**Task directions:**
Below are some records; reproduce them exactly.

(Saved data entries)
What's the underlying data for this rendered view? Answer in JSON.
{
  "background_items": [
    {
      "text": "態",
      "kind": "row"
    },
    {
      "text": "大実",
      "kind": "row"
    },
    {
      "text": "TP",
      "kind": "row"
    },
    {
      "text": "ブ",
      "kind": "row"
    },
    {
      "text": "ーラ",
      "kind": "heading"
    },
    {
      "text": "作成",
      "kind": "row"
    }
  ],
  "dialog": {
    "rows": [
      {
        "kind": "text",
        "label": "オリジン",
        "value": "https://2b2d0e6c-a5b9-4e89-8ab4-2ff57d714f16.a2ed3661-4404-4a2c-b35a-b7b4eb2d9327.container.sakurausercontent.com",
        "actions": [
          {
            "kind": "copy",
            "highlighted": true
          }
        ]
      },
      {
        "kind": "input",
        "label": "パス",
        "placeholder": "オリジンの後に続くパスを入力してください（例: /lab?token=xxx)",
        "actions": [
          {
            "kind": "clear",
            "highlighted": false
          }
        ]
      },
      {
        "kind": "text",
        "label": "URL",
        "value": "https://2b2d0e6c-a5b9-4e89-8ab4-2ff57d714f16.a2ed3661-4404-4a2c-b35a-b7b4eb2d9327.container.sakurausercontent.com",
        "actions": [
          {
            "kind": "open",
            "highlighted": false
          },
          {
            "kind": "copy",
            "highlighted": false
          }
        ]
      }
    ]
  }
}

**Task response:**
What's the underlying data for this rendered view? Answer in JSON.
{
  "background_items": [
    {
      "text": "態",
      "kind": "row"
    },
    {
      "text": "大実",
      "kind": "row"
    },
    {
      "text": "TP",
      "kind": "row"
    },
    {
      "text": "ブ",
      "kind": "row"
    },
    {
      "text": "ーラ",
      "kind": "heading"
    },
    {
      "text": "作成",
      "kind": "row"
    }
  ],
  "dialog": {
    "rows": [
      {
        "kind": "text",
        "label": "オリジン",
        "value": "https://2b2d0e6c-a5b9-4e89-8ab4-2ff57d714f16.a2ed3661-4404-4a2c-b35a-b7b4eb2d9327.container.sakurausercontent.com",
        "actions": [
          {
            "kind": "copy",
            "highlighted": true
          }
        ]
      },
      {
        "kind": "input",
        "label": "パス",
        "placeholder": "オリジンの後に続くパスを入力してください（例: /lab?token=xxx)",
        "actions": [
          {
            "kind": "clear",
            "highlighted": false
          }
        ]
      },
      {
        "kind": "text",
        "label": "URL",
        "value": "https://2b2d0e6c-a5b9-4e89-8ab4-2ff57d714f16.a2ed3661-4404-4a2c-b35a-b7b4eb2d9327.container.sakurausercontent.com",
        "actions": [
          {
            "kind": "open",
            "highlighted": false
          },
          {
            "kind": "copy",
            "highlighted": false
          }
        ]
      }
    ]
  }
}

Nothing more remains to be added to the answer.